For the few people that are sitting around trying to secure these devices (and rightly so given that they're trying to protect their intellectual property) there will be hundreds, possibly thousands more trying to break it for whatever reason; curiosity, enhance functionality, piracy (if that's your thing) respect/kudos in the dev community or just to see if they can do it and test their technical skill.

Personally, I have no technical skill so I'm of the ilk that thinks if a machine is capable of SO much more, why limit it? (Put a DVD drive in a Wii and then disable the DVD playback functionality Nintendo? I mean really? :confused)

Naturally, the response from the manufacturers/developers and the like will be so we can make more money out of you. I just think they need to encourage creative development. As much as whoever will try to protect things, there will always be people to trying to break the protection.

I think one of the best things Sony did with the original PS3 was giving it the ability to run a Linux distro. If you've got that running, think of the functionality that gives you. I think rather than lock things down to, they should really try and encourage stuff like iTunes and the iPhone/Touch application model where here you go. You make apps and games that people want and then we charge for it together. You make money. We make money.

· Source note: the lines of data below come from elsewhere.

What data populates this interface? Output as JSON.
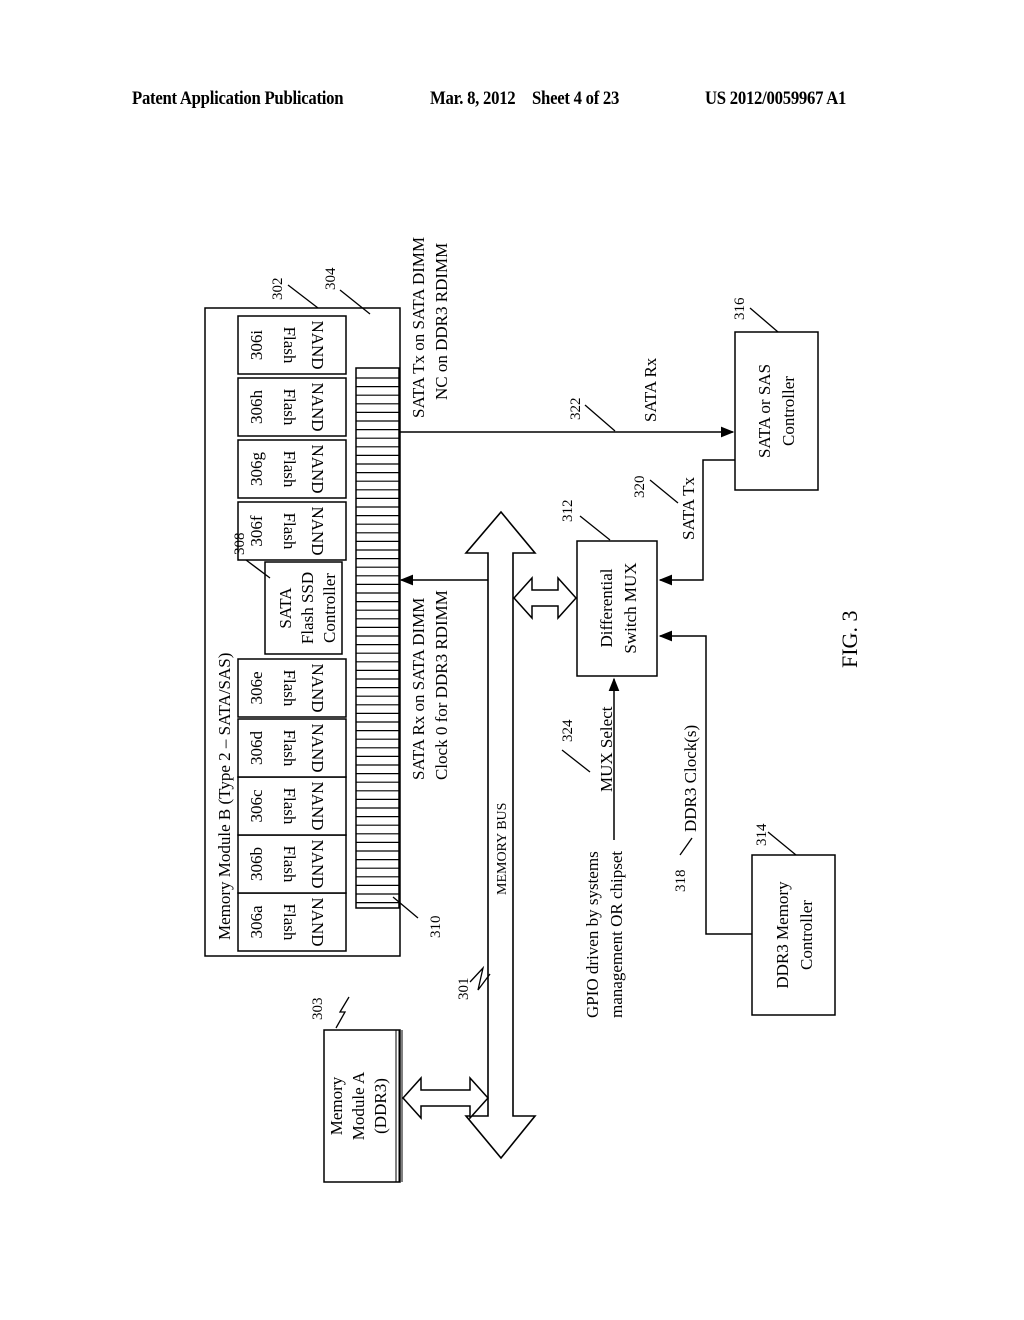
{
  "header": {
    "publication_label": "Patent Application Publication",
    "date": "Mar. 8, 2012",
    "sheet": "Sheet 4 of 23",
    "publication_number": "US 2012/0059967 A1"
  },
  "figure": {
    "caption": "FIG. 3",
    "memory_module_b": {
      "ref": "302",
      "title": "Memory Module B (Type 2 – SATA/SAS)",
      "edge_ref": "304",
      "connector_ref": "310",
      "nand_chips": [
        {
          "ref": "306a",
          "line1": "NAND",
          "line2": "Flash"
        },
        {
          "ref": "306b",
          "line1": "NAND",
          "line2": "Flash"
        },
        {
          "ref": "306c",
          "line1": "NAND",
          "line2": "Flash"
        },
        {
          "ref": "306d",
          "line1": "NAND",
          "line2": "Flash"
        },
        {
          "ref": "306e",
          "line1": "NAND",
          "line2": "Flash"
        },
        {
          "ref": "306f",
          "line1": "NAND",
          "line2": "Flash"
        },
        {
          "ref": "306g",
          "line1": "NAND",
          "line2": "Flash"
        },
        {
          "ref": "306h",
          "line1": "NAND",
          "line2": "Flash"
        },
        {
          "ref": "306i",
          "line1": "NAND",
          "line2": "Flash"
        }
      ],
      "ssd_controller": {
        "ref": "308",
        "line1": "SATA",
        "line2": "Flash SSD",
        "line3": "Controller"
      }
    },
    "memory_module_a": {
      "ref": "303",
      "line1": "Memory",
      "line2": "Module A",
      "line3": "(DDR3)"
    },
    "memory_bus": {
      "ref": "301",
      "label": "MEMORY BUS"
    },
    "mux": {
      "ref": "312",
      "line1": "Differential",
      "line2": "Switch MUX"
    },
    "ddr3_controller": {
      "ref": "314",
      "line1": "DDR3 Memory",
      "line2": "Controller"
    },
    "sata_controller": {
      "ref": "316",
      "line1": "SATA or SAS",
      "line2": "Controller"
    },
    "signals": {
      "sata_tx_note_1": "SATA Tx on SATA DIMM",
      "sata_tx_note_2": "NC on DDR3 RDIMM",
      "sata_rx_note_1": "SATA Rx on SATA DIMM",
      "sata_rx_note_2": "Clock 0 for DDR3 RDIMM",
      "sata_rx": {
        "ref": "322",
        "label": "SATA Rx"
      },
      "sata_tx": {
        "ref": "320",
        "label": "SATA Tx"
      },
      "mux_select": {
        "ref": "324",
        "label": "MUX Select"
      },
      "gpio_1": "GPIO driven by systems",
      "gpio_2": "management OR chipset",
      "ddr3_clock": {
        "ref": "318",
        "label": "DDR3 Clock(s)"
      }
    }
  }
}
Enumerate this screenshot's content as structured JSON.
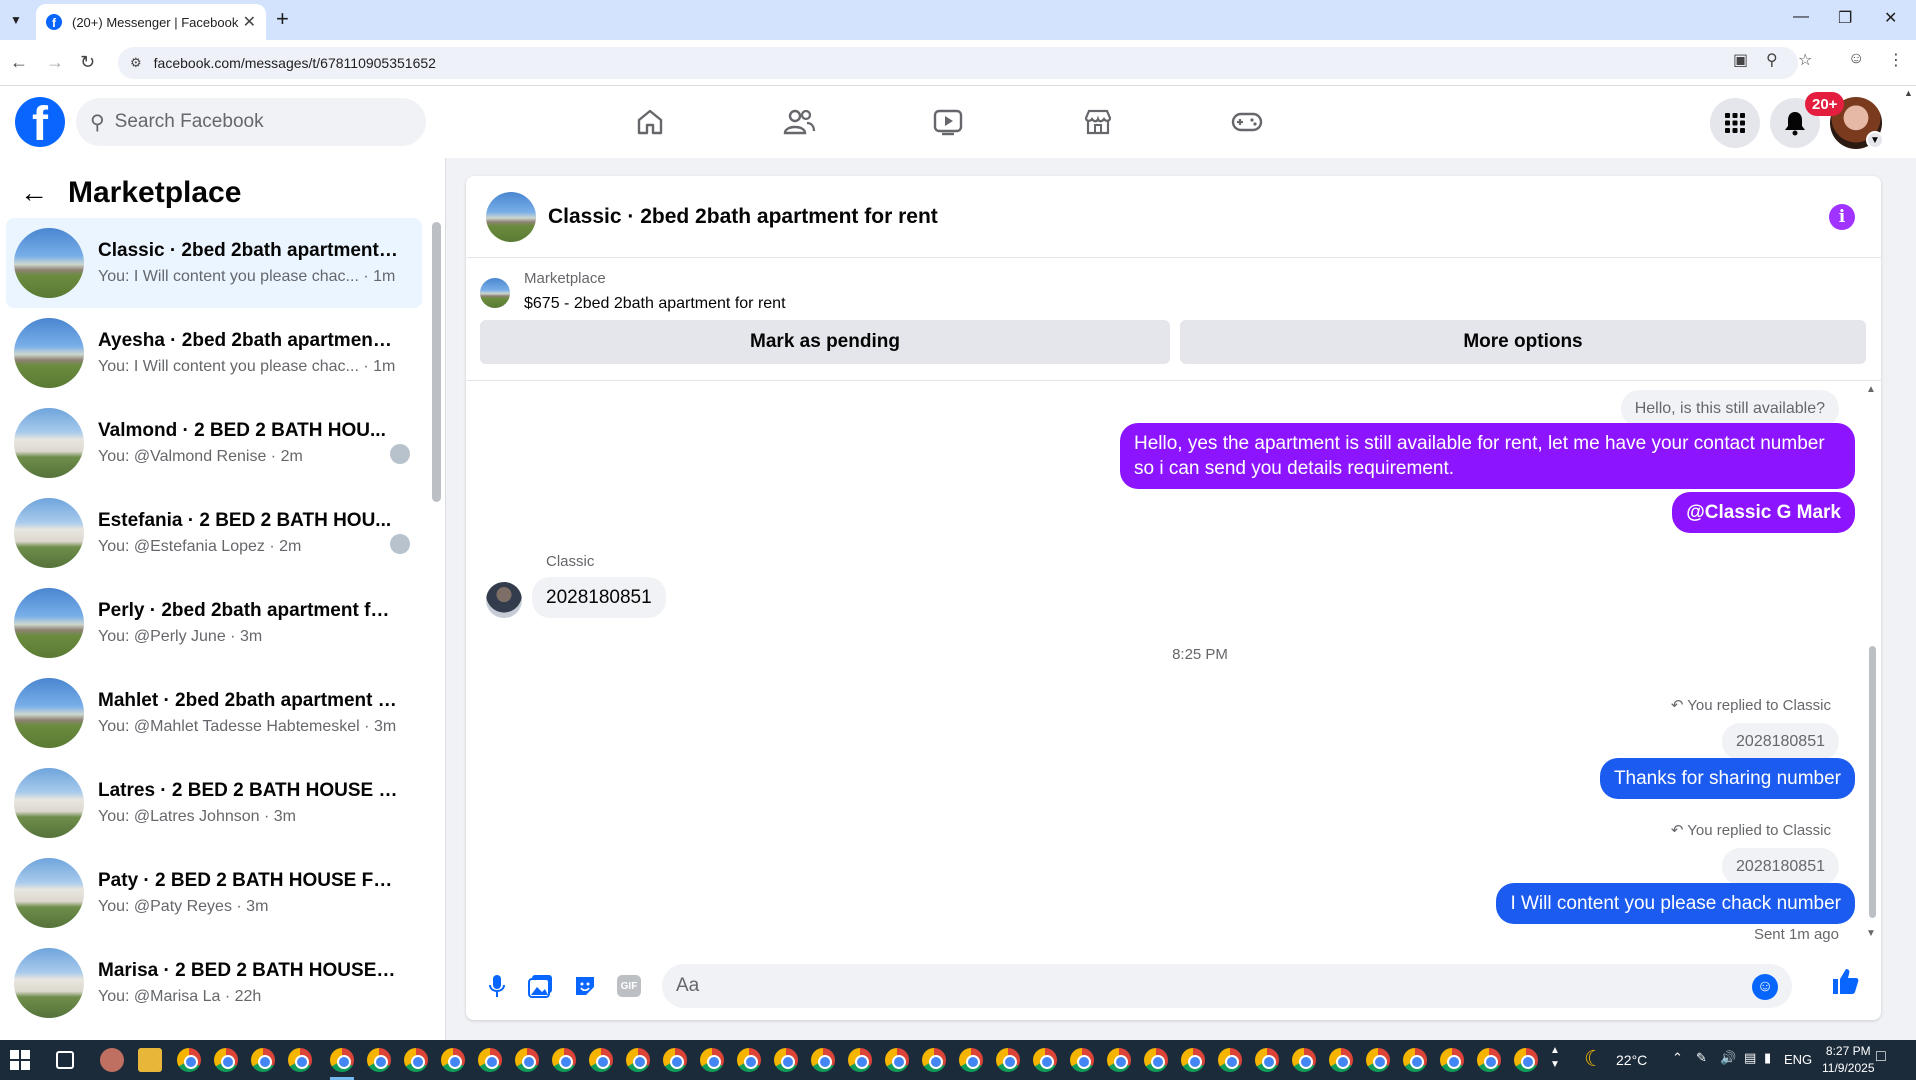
{
  "browser": {
    "tab_title": "(20+) Messenger | Facebook",
    "url": "facebook.com/messages/t/678110905351652"
  },
  "header": {
    "search_placeholder": "Search Facebook",
    "notif_badge": "20+"
  },
  "sidebar": {
    "title": "Marketplace",
    "conversations": [
      {
        "name": "Classic · 2bed 2bath apartment f...",
        "preview": "You: I Will content you please chac... · 1m",
        "thumb": "apt",
        "active": true
      },
      {
        "name": "Ayesha · 2bed 2bath apartment f...",
        "preview": "You: I Will content you please chac... · 1m",
        "thumb": "apt"
      },
      {
        "name": "Valmond · 2 BED 2 BATH HOU...",
        "preview": "You: @Valmond Renise · 2m",
        "thumb": "house"
      },
      {
        "name": "Estefania · 2 BED 2 BATH HOU...",
        "preview": "You: @Estefania Lopez · 2m",
        "thumb": "house"
      },
      {
        "name": "Perly · 2bed 2bath apartment for...",
        "preview": "You: @Perly June · 3m",
        "thumb": "apt"
      },
      {
        "name": "Mahlet · 2bed 2bath apartment f...",
        "preview": "You: @Mahlet Tadesse Habtemeskel · 3m",
        "thumb": "apt"
      },
      {
        "name": "Latres · 2 BED 2 BATH HOUSE FO...",
        "preview": "You: @Latres Johnson · 3m",
        "thumb": "house"
      },
      {
        "name": "Paty · 2 BED 2 BATH HOUSE FOR...",
        "preview": "You: @Paty Reyes · 3m",
        "thumb": "house"
      },
      {
        "name": "Marisa · 2 BED 2 BATH HOUSE F...",
        "preview": "You: @Marisa La · 22h",
        "thumb": "house"
      }
    ]
  },
  "chat": {
    "title": "Classic · 2bed 2bath apartment for rent",
    "marketplace_label": "Marketplace",
    "listing": "$675 - 2bed 2bath apartment for rent",
    "mark_pending": "Mark as pending",
    "more_options": "More options",
    "quoted_top": "Hello, is this still available?",
    "msg_reply": "Hello, yes the apartment is still available for rent, let me have your contact number so i can send you details requirement.",
    "msg_mention": "@Classic G Mark",
    "sender_name": "Classic",
    "msg_number": "2028180851",
    "time_divider": "8:25 PM",
    "replied_label_1": "You replied to Classic",
    "quoted_1": "2028180851",
    "msg_thanks": "Thanks for sharing number",
    "replied_label_2": "You replied to Classic",
    "quoted_2": "2028180851",
    "msg_last": "I Will content you please chack number",
    "sent_status": "Sent 1m ago",
    "composer_placeholder": "Aa"
  },
  "taskbar": {
    "weather": "22°C",
    "lang": "ENG",
    "time": "8:27 PM",
    "date": "11/9/2025"
  }
}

By patenting and further trying to lock it down, you're just going to be challenging the creative devs/hackers to break you down further.

That's my two cents anyway